On the other hand, writers in Telugu cinema have begun to think of Vidyu while penning certain characters. “When they see me trying to give my best in one film, they consider me for the next. I wish Tamil writers could also start thinking of character artistes like me during the scripting stage itself. It would help us employ our talent. We are ready to share the burden of the lead artistes,” she says.
“Everyone deserves a good chance.”
Vidyu doesn’t relish humour that makes fun of one’s appearance. “Calling somebody fat, dark, and thin is not fun.” In films though, the jokes are on Vidyu. “I am a beginner, now, and I have learnt to embrace it. When a joke is on me, I have come to think that all the attention is on me. And, the irony is, that is what makes people laugh,” she opines. “So, I don’t see it as a personal blow. But, I’m not a big fan of such jokes.”
She might harbour dreams to become the next accomplished comedienne in Tamil cinema – like Kovai Sarala and Manorama, but Vidyu says she came into cinema to ‘act’, and not to do comedy. “I was made to do comedy. I get asked why I let myself be stereotyped. I certainly want to explore.” She aspires to reinvent herself and do powerful roles like Radikaa Sarathkumar.
When Vidyu chose cinema, her father, actor Mohan Raman heaved a sigh of relief. “I have someone to take after me now,” he had told her. And Vidyu’s mother watched Neethane En Ponvasantham eight times, just for her daughter. “Just because dad’s from the industry, I have not had to go through too much crap.”
But she quickly adds that his influence stops right there. One of her important ‘policies’ is to not use her dad as her wild card. “This is the only industry where you can be anyone’s child, but there is no guarantee to your success. You will win if the audience accepts you. Come on, our Superstar was a bus conductor!”
Every morning, Vidyullekha sets a reminder to herself. It’s her personal alarm clock. “You have to be great at what you do!”
It’s a misconception that there cannot be another comedienne in the industry, she says, and wants to prove that wrong. “My ultimate aim is to revive that role. I am also practical enough to realize that it will happen in good time.”

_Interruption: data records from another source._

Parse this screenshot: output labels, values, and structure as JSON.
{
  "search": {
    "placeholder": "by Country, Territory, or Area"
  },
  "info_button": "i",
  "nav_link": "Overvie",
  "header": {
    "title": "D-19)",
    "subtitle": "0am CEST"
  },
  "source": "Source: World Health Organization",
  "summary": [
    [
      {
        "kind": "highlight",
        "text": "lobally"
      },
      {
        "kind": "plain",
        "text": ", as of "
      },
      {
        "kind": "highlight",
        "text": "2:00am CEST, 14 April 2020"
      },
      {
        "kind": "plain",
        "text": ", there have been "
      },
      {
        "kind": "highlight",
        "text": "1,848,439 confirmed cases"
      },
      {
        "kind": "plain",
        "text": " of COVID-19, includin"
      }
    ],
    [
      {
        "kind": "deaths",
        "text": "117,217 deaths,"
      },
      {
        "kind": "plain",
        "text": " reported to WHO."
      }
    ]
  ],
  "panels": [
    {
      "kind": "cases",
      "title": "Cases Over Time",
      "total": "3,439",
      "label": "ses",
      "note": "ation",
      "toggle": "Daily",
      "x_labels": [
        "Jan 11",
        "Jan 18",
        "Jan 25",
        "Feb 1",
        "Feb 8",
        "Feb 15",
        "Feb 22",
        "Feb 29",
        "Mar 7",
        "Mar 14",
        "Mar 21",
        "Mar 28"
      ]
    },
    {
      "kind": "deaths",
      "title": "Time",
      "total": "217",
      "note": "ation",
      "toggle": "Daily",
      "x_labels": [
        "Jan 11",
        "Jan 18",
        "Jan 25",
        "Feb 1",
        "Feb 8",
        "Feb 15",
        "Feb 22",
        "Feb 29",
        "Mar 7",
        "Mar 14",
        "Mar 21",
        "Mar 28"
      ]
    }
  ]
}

At the same time, Vidyu also battles an inner conflict. “My climb to success is slow, there are possibilities of getting typecast, and the industry’s pay-scale is not good enough…”
But then, she also knows that “money is not relevant right now”. “I am here to leave a mark, and I must be dedicated.”
Vidyullekha’s schedule is now erratic, for she flies Chennai-Hyderabad-Chennai every week. When her career stabilizes a little, the actress plans to pursue some of her other interests too. “I would like to set up a shop for cheese cakes. I might call it Cheese Cake Factory or something,” she laughs. And, when she begins to feel secure about work, Vidyu would also like to take a break for a couple of months to get back to her first love again. “Like how Naseeruddin Shah, Anupam Kher, and Konkana Sen Sharma work in theatre productions, I would want to do too. I am also toying with a couple of ideas for plays, which I would want to write myself.” It would be a comedy or would explore feminism, she says, but with a light-hearted approach. “It cannot not be dark, deep, and depressing!”
[quote align=’right’]”Calling somebody fat, dark, and thin is not fun. I am a beginner, now, and I have learnt to embrace it. But, I’m not a big fan of such jokes.”[/quote]
Besides her other passions, Ms Raman is also an avid traveller. “I told you I wanted to become a doctor and journalist right? I wanted to do a travel and living show too. Dreaming has its own perks, I suppose,” she laughs. Her wish to anchor a travel and living show was fulfilled when actor and producer David Rocco wanted a celebrity to take him around Chennai for his show on Fox Channel. “So, I took him in an auto, and gave him a taste of namma Chennai. I totally loved doing that. I wish I could do that too for the rest of my life.”
As I promise to watch it on YouTube, Vidyu hurriedly adds, “Oh. No. I am actually a little mortified about it. For some reason, I thought I should put on a fake accent while interacting with him… You will laugh at me!”
The Vidyullekha Raman interview is a Silverscreen exclusive.